4th May 2016

Great Barrier Reef

The Federal Government has announced an additional $50 million to be spent on projects improving water quality on the Great Barrier Reef, with more announcements to come according to Federal Environment Minister Greg Hunt. This comes after environmentalists put pressure on both state and federal governments to fully finance reef protection programs.

The Great Barrier Reef Water Science Taskforce reported late last year that nearly $600 million would be required over five years in order to help reduce the impact of pollution on the Great Barrier Reef. Mr Hunt revealed that the latest funding would be put towards reducing artificial nutrient levels entering the reef including reducing sediment, nitrogen and pesticides through grazing, cropping and plantation management.
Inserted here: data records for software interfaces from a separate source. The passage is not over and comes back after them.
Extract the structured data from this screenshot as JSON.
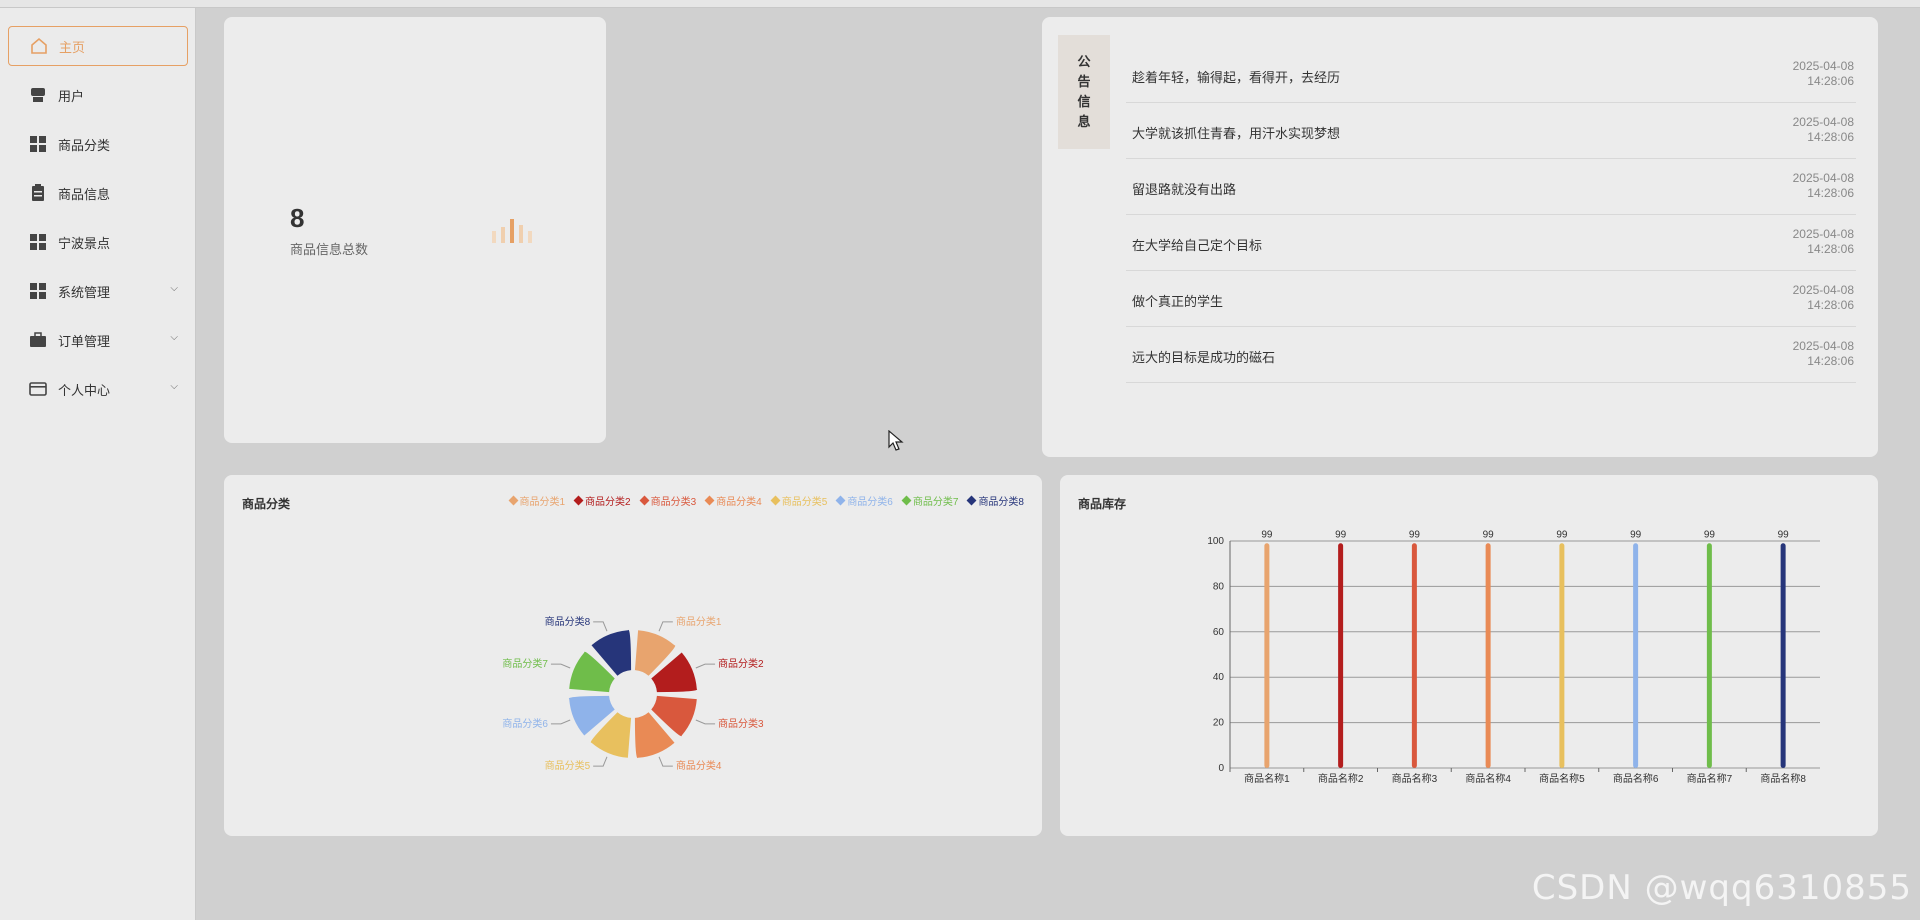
{
  "sidebar": {
    "items": [
      {
        "label": "主页",
        "icon": "home-icon",
        "active": true,
        "has_chevron": false
      },
      {
        "label": "用户",
        "icon": "user-icon",
        "active": false,
        "has_chevron": false
      },
      {
        "label": "商品分类",
        "icon": "grid-icon",
        "active": false,
        "has_chevron": false
      },
      {
        "label": "商品信息",
        "icon": "clipboard-icon",
        "active": false,
        "has_chevron": false
      },
      {
        "label": "宁波景点",
        "icon": "grid-icon",
        "active": false,
        "has_chevron": false
      },
      {
        "label": "系统管理",
        "icon": "grid-icon",
        "active": false,
        "has_chevron": true
      },
      {
        "label": "订单管理",
        "icon": "briefcase-icon",
        "active": false,
        "has_chevron": true
      },
      {
        "label": "个人中心",
        "icon": "card-icon",
        "active": false,
        "has_chevron": true
      }
    ]
  },
  "stat_card": {
    "value": "8",
    "label": "商品信息总数",
    "icon": "bar-chart-icon"
  },
  "notices": {
    "tag_chars": [
      "公",
      "告",
      "信",
      "息"
    ],
    "items": [
      {
        "title": "趁着年轻，输得起，看得开，去经历",
        "date": "2025-04-08",
        "time": "14:28:06"
      },
      {
        "title": "大学就该抓住青春，用汗水实现梦想",
        "date": "2025-04-08",
        "time": "14:28:06"
      },
      {
        "title": "留退路就没有出路",
        "date": "2025-04-08",
        "time": "14:28:06"
      },
      {
        "title": "在大学给自己定个目标",
        "date": "2025-04-08",
        "time": "14:28:06"
      },
      {
        "title": "做个真正的学生",
        "date": "2025-04-08",
        "time": "14:28:06"
      },
      {
        "title": "远大的目标是成功的磁石",
        "date": "2025-04-08",
        "time": "14:28:06"
      }
    ]
  },
  "chart_data": [
    {
      "type": "pie",
      "title": "商品分类",
      "legend_position": "top-right",
      "categories": [
        "商品分类1",
        "商品分类2",
        "商品分类3",
        "商品分类4",
        "商品分类5",
        "商品分类6",
        "商品分类7",
        "商品分类8"
      ],
      "values": [
        1,
        1,
        1,
        1,
        1,
        1,
        1,
        1
      ],
      "colors": [
        "#e8a46e",
        "#b31d1d",
        "#d9583d",
        "#e98a55",
        "#e8c05e",
        "#8fb3ea",
        "#6fbd4a",
        "#26357a"
      ]
    },
    {
      "type": "bar",
      "title": "商品库存",
      "categories": [
        "商品名称1",
        "商品名称2",
        "商品名称3",
        "商品名称4",
        "商品名称5",
        "商品名称6",
        "商品名称7",
        "商品名称8"
      ],
      "values": [
        99,
        99,
        99,
        99,
        99,
        99,
        99,
        99
      ],
      "ylim": [
        0,
        100
      ],
      "yticks": [
        "0",
        "20",
        "40",
        "60",
        "80",
        "100"
      ],
      "grid": true,
      "colors": [
        "#e8a46e",
        "#b31d1d",
        "#d9583d",
        "#e98a55",
        "#e8c05e",
        "#8fb3ea",
        "#6fbd4a",
        "#26357a"
      ]
    }
  ],
  "watermark": "CSDN @wqq6310855"
}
The government pledged to announce further funding in the coming weeks, which will equal record investments into science and research, specifically putting it into practical application. Beginning with the process of implementing advice from the Commonwealth Independent Expert Panel on reef science, the government have also created a tropical water quality research hub at the cost of $30 million.

Despite this, environmental groups have called funding into question. WWF Australia said the figures revealed a $100 million 'black hole' in the annual federal budget when it comes to funding critical reef programs. However Mr Hunt maintains that the Federal Government will cover all necessary costs. Ensuring the water quality will ensure a less successful breeding ground for crown-of-thorns starfish which, when coupled with Commonwealth-funded work by marine park tourism operators to eradicate crown-of-thorns, will result in a stronger and healthier reef.

Queensland Greens senator Larissa Waters has been sceptical of the funding program, saying that the $50 million is well short of what is actually required. She called on the Government to stop approving coal mines, stating that throwing dollars at the problem was counter-productive when the Government continue to make the problem worse by approving new coal mines and with bad climate change policy.

Although Queensland Environment Minister Steven Miles accused the federal government of allocating money before the scientific taskforce had a chance to report on how it should be spent, Dr Miles did confirm that parts of the reef were starting to recover from the widespread coral bleaching, particularly areas in Cairns and the south.

GBR